How to complete this task: Give back every entry below, unchanged.

── Materials provided

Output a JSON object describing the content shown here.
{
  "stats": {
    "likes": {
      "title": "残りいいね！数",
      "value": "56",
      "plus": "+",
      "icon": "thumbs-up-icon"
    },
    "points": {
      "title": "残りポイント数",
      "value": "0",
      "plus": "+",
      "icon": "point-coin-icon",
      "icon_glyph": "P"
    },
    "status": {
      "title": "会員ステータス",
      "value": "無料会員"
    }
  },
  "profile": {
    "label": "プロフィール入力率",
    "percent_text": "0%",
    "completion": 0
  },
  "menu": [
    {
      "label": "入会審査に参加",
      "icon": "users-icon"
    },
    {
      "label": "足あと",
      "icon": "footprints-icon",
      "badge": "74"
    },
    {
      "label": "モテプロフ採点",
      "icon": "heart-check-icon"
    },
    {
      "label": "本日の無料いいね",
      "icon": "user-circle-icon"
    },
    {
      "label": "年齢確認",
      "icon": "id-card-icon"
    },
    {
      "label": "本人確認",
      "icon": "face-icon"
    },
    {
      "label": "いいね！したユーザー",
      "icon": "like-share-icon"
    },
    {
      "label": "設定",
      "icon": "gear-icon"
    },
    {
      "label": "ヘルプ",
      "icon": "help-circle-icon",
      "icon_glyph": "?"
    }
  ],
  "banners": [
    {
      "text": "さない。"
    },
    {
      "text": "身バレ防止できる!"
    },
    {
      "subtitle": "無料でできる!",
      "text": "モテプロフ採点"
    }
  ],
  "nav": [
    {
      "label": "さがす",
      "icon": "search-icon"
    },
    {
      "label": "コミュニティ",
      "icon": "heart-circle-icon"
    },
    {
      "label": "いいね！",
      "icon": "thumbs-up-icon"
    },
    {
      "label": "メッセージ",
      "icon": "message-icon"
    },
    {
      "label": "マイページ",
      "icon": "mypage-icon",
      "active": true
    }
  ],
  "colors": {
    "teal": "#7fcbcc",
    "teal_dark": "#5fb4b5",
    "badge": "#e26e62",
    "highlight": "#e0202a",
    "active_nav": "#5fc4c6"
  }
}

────

Task response:
Output a JSON object describing the content shown here.
{
  "stats": {
    "likes": {
      "title": "残りいいね！数",
      "value": "56",
      "plus": "+",
      "icon": "thumbs-up-icon"
    },
    "points": {
      "title": "残りポイント数",
      "value": "0",
      "plus": "+",
      "icon": "point-coin-icon",
      "icon_glyph": "P"
    },
    "status": {
      "title": "会員ステータス",
      "value": "無料会員"
    }
  },
  "profile": {
    "label": "プロフィール入力率",
    "percent_text": "0%",
    "completion": 0
  },
  "menu": [
    {
      "label": "入会審査に参加",
      "icon": "users-icon"
    },
    {
      "label": "足あと",
      "icon": "footprints-icon",
      "badge": "74"
    },
    {
      "label": "モテプロフ採点",
      "icon": "heart-check-icon"
    },
    {
      "label": "本日の無料いいね",
      "icon": "user-circle-icon"
    },
    {
      "label": "年齢確認",
      "icon": "id-card-icon"
    },
    {
      "label": "本人確認",
      "icon": "face-icon"
    },
    {
      "label": "いいね！したユーザー",
      "icon": "like-share-icon"
    },
    {
      "label": "設定",
      "icon": "gear-icon"
    },
    {
      "label": "ヘルプ",
      "icon": "help-circle-icon",
      "icon_glyph": "?"
    }
  ],
  "banners": [
    {
      "text": "さない。"
    },
    {
      "text": "身バレ防止できる!"
    },
    {
      "subtitle": "無料でできる!",
      "text": "モテプロフ採点"
    }
  ],
  "nav": [
    {
      "label": "さがす",
      "icon": "search-icon"
    },
    {
      "label": "コミュニティ",
      "icon": "heart-circle-icon"
    },
    {
      "label": "いいね！",
      "icon": "thumbs-up-icon"
    },
    {
      "label": "メッセージ",
      "icon": "message-icon"
    },
    {
      "label": "マイページ",
      "icon": "mypage-icon",
      "active": true
    }
  ],
  "colors": {
    "teal": "#7fcbcc",
    "teal_dark": "#5fb4b5",
    "badge": "#e26e62",
    "highlight": "#e0202a",
    "active_nav": "#5fc4c6"
  }
}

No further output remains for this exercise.